The index-tab comprises a doubled strip 2 of flexible transparent material, as celluloid, having its side members provided with attaching-members 3 of suitable flexible material, preferably linen or other strong fabric. The members 3 are fastened to the transparent strip at the factory, by celluloid cement or other suitable adhesive, and under the necessary heat and pressure. They are adapted to embrace the edge of the index-guide and are secured thereto by a suitable gum or cement. Preferably, their inner faces are gummed at the factory, so that the tab can be easily and quickly attached by moistening those faces and pressing them against opposite sides of the guides.

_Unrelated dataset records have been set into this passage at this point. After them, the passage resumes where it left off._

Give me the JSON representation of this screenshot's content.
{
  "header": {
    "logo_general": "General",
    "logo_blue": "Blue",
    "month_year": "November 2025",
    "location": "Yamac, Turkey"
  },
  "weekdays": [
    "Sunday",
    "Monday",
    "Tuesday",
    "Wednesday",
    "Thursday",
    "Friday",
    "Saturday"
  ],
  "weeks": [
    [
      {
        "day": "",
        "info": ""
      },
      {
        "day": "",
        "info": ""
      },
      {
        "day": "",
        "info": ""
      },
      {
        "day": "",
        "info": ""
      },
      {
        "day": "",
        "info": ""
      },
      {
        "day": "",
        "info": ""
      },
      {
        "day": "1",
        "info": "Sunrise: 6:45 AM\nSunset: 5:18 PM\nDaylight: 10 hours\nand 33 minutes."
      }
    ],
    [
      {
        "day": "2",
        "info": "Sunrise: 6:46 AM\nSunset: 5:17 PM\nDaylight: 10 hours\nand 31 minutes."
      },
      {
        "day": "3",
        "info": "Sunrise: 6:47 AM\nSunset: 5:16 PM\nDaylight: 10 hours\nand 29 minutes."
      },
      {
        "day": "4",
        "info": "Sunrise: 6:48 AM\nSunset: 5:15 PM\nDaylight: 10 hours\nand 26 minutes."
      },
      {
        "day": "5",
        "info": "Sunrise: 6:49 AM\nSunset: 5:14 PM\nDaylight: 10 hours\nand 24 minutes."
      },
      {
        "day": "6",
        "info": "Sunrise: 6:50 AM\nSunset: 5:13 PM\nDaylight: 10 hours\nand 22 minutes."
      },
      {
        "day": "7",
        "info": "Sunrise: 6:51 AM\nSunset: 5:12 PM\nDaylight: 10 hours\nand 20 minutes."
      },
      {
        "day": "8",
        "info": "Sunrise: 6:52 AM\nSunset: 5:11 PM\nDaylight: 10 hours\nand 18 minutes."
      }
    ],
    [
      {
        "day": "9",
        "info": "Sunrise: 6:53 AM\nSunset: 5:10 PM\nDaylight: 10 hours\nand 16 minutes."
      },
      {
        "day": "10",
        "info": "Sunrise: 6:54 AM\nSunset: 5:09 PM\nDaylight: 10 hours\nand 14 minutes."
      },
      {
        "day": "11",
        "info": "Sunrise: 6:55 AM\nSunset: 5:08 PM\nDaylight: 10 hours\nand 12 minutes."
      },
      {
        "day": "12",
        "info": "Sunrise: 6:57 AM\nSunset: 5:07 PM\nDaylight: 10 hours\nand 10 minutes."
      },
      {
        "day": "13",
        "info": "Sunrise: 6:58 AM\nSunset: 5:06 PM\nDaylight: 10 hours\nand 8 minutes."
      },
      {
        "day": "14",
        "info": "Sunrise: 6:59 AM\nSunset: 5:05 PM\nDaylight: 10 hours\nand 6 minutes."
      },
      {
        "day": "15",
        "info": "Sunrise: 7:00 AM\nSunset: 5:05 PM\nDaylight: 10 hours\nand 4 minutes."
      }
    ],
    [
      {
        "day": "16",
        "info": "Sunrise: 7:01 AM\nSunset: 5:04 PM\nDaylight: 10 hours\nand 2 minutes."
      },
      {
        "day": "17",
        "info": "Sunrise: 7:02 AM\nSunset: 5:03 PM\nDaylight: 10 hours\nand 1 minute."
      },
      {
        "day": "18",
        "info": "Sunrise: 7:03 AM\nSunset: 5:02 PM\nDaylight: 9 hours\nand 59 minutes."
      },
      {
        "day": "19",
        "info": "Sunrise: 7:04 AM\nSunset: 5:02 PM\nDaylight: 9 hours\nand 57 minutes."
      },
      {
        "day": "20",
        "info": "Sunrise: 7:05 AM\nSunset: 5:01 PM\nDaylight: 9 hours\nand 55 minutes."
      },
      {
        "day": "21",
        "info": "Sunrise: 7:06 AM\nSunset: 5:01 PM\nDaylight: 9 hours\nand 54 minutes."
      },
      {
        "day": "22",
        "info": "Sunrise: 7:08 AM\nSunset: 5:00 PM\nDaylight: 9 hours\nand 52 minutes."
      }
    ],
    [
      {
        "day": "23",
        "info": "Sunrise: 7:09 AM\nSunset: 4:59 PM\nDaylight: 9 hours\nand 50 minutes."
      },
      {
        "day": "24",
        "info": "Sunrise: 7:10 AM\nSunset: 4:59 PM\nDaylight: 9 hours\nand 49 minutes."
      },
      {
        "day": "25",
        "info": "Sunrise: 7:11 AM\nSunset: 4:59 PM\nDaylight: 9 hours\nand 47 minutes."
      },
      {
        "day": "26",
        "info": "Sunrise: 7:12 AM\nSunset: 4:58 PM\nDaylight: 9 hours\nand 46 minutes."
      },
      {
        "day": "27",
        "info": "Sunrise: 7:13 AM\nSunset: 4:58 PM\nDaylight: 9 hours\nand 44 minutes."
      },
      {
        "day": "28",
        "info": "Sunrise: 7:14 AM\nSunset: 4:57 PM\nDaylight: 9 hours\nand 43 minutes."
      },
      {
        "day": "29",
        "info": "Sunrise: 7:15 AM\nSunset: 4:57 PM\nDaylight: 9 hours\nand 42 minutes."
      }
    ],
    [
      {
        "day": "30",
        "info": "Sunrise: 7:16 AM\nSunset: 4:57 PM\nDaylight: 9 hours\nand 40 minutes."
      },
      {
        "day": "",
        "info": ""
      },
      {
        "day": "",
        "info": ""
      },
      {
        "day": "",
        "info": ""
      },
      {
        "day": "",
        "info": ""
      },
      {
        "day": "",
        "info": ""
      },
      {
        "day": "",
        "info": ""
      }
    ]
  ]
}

In the embodiment of the invention shown in Figs. 1 and 2, the attaching members 3 are formed by the sides of a doubled strip of linen or other textile which is secured lengthwise within the celluloid strip with its fold 4 toward the fold 5 of the celluloid strip. The fold 4 terminates a suitable distance below or short of the fold 5 to leave a pocket 6 which is adapted to receive a re movable slip -7 of paper or other suitable material bearing a name or other indexdesignation which is exposed through the transparent wall of the pocket. This pocket projects above the index-guide, and the fold L of the linen strip rests upon the top-edge of the guide, thus acting as a stop which determines the extent to which the tab projects above the guide. A uniform projection of the tabs of all the guides is thereby insured.
As shown, the sides of the transparent strip extend some distance below the fold of the inner strip thus overlapping the indexguide 1- and materially stiffening and stilgengtheniiig the joint between it and the ta In the construction shown in Figs. 1 and 2, the side members of the linen strip extend below those of the celluloid strip, but if desired they may terminate at the lower edges of the celluloid strip, as shown at 3 in I Fig. 4.
The tab can be quickly attached to an index-guide or the like by simply moistening the gummed faces of the textile strip, or if not previously gummed, by applying mucilage or paste thereto. This can be easily done in the office or the counting room, avoiding the delay and inconvenience of having the tabs applied at the factory. Vhile affording this advantage, these tabs, moreover, are strong, durable and neat in appearance and can be produced at small cost.
I claim as my invention:
1. An index-tab comprising a doubled attaching strip of flexible material arranged lengthwise within said transparent strip and having its sides secured directly thereto, the fold of said attaching strip terminating short of the fold of the transparent strip, leaving the interior of vthe transparent strip unobstructed above the fold of the attaching strip and forming a single pocket for an index-slip between the opposing walls of the transparent strip.
2. An index-tab comprising a doubled strip of transparent material and a doubled attaching strip of flexible material arranged lengthwise within said transparent strip and having its sides secured directly thereto, the fold of said attaching strip terminating short of the fold of the transparent strip, leaving the interior of the transparent strip unobstructed above the fold of the attaching strip and forming a single pocket for an index-slip between the opposing walls of the transparent strip, the sides of the last-named strip extending below the fold of the attaching strip.
3. The combination of an index-guide and an index-tab comprising a doubled attaching strip secured to opposite sides of the index-guide, the fold of said strip bear between it and the tab, the fold of the at-' taching strip terminating short of the fold of the transparent strip, leaving the interior of the transparent strip unobstructed above the fold of the attaching strip and forming a single pocket for an index-slip between the opposing walls of the transparent strip.
JAMES H. RAND.